Don’t read this if you have a closed mind.
As If we need more problems in the world here is one that is going to blow the minds of our children’s children.
It’s the belief or theory that the human race can evolve beyond its current physical and mental limitations, especially by means of science and technology.
If you were to build a human from scratch, from the bottom up, at some point you cross the threshold into humanity — if you believe in evolution, at some point we ceased being a great ape and became human.
Likewise, if you slowly remove parts from a human, you cross the threshold into inhumanity. Again, though, we run into the same problem: How do we codify, classify, and ratify what actually makes us human?
Does adding empathy make us human? Does removing the desire to procreate make us inhuman? If I physically alter my brain to behave in a different, non-standard way, am I still human? If I have all my limbs removed and my head spliced onto a robot, am I still human?
As technology advances, so do our visions of the future.
Artificial wombs? Not so far-fetched. We already have the ability to keep donor hearts pumping externally with nutrient-rich oxygenated blood before transplants are performed. We are already putting animal brain cells into robots as a control system.
The only thing creeper than a baby robot named Diego-San is a cyborg fetus with no name. It’s an interesting concept that before long we might be incubating our unborn children in tanks, but we might want to think about what that means for population control.
We can’t find a single reason to make a human-gazelle hybrid, but fusing animals and humans (however frightening the concept may be) could be good for something.
It’s only a matter of time before we start digging up skeletons of robots past. With all of these robot dogs walking around and being taught new tricks, how long will it take for robots to adopt other more efficient animal designs?
Whether or not you’re a Transhumanist, future society and all of the potential it brings does seem exciting.
Now all we need is a box that keeps our brain working long enough for a cyborg transplant. Sounds routine enough.
Humans are extending current biological limitations, and in the next few decades what it means to be human might change considerably.
At first glance these questions might sound inflammatory and hyperbolic, or perhaps surreal and sci-fi, but don’t be fooled: In the next decade, given the continued acceleration of computer technology and bio medicine, we will be forced to confront these questions and attempt to find some answer.
Through genetic engineering, nano tech, cloning, and other emerging technologies, eternal life may soon be possible.
So what will happen when we finally craft a computer with greater-than-human intelligence? (the technological singularity).

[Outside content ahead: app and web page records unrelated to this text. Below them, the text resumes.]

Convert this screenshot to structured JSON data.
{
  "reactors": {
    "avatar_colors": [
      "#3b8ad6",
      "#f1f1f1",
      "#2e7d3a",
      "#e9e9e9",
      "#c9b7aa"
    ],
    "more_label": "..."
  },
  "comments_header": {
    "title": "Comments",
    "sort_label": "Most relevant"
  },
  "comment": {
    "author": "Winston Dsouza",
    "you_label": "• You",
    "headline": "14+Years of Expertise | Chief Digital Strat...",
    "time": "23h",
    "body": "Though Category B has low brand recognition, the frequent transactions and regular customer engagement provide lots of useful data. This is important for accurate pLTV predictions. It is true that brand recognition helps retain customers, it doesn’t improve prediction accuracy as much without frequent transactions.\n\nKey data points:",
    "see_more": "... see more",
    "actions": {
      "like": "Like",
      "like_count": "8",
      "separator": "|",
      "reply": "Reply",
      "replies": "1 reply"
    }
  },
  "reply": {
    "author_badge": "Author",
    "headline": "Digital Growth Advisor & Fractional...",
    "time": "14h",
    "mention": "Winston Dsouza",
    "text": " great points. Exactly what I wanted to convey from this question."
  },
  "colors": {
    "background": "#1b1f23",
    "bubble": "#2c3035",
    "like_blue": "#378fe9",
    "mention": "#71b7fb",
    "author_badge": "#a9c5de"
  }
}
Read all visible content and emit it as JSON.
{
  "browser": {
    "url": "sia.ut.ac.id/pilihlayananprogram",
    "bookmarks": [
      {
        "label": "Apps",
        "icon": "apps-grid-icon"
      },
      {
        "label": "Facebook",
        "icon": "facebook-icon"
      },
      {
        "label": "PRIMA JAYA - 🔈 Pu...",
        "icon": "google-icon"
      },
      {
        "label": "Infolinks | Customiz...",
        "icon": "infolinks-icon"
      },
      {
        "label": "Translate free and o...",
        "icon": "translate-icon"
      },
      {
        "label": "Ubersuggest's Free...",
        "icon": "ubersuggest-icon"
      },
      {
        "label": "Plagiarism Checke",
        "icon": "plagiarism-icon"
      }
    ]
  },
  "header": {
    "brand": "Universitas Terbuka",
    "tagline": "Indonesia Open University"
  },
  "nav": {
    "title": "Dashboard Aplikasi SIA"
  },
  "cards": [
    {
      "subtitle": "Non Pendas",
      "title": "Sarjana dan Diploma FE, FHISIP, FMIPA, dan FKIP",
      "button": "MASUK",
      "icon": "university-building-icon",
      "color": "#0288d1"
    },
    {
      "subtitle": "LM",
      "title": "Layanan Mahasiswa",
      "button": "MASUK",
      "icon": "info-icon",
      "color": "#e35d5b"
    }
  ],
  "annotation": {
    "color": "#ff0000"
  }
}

If every human on Earth suddenly stopped dying, overpopulation would trigger a very rapid and very dramatic socioeconomic disaster. Unless we stopped giving birth to babies, of course, but that merely rips open another can of worms: Without birth and death, would society and humanity continue to grow and evolve, or would it stagnate, suffocated by the accumulated ego of intellectuals and demagogues who just will not die?
Likewise, if only the rich have access to intelligence and strength-boosting drugs and technologies, what would happen to society? Should everyone have the right to boost their intellect? Would society still operate smoothly if everyone had an IQ of 300 and five doctorate degrees?
Humans have always used technology, but never has society been so intrinsically linked and underpinned by it as is to days Society.
As we have seen in just the last few years, with the advent of the smart phone and ubiquitous high-speed mobile networks, just a handful of new technologies now have the power to completely change how we interact with the world and people around us.
In just the last 100 years, we’ve doubled our life span again, created bionic eyes and powered exoskeletons, begun to understand how the human brain actually works, and started to make serious headway with boosting intellectual and physical prowess. Trans cranial direct current stimulation is being used to boost cranial capacity, and as we’ve seen in recent years, sportspeople have definitely shown the efficacy of physical doping.
If you were born 500 years ago, odds are that you wouldn’t experience a single societal-shifting technology in your lifetime — today, a 40-year-old will have lived through the creation of the PC, the internet, the smart phone, and brain implants, to name just a few life-changing technologies.
Just think about how many industries and jobs have been obliterated or subsumed by the arrival of the digital computer, and it’s easy to see why we’re wary of transhumanist technologies that will change the very fabric of human civilization.
That all changes with the children of today, however.
To them, anything that isn’t computerized, digital, and touch-enabled seems unnatural. To them, the smart phone is already an extension of the brain; to them, mind uploading, bionic implants and augmentations, and powered exoskeletons will just be par for the course. To them, transhumanism will just seem like natural evolution — and anyone who doesn’t follow suit, just like those fuddy-duddies who still don’t have a smart phone, will seem thoroughly inhuman.
For the children of tomorrow, living through a series of disruptive technologies that completely change their lives will be the norm.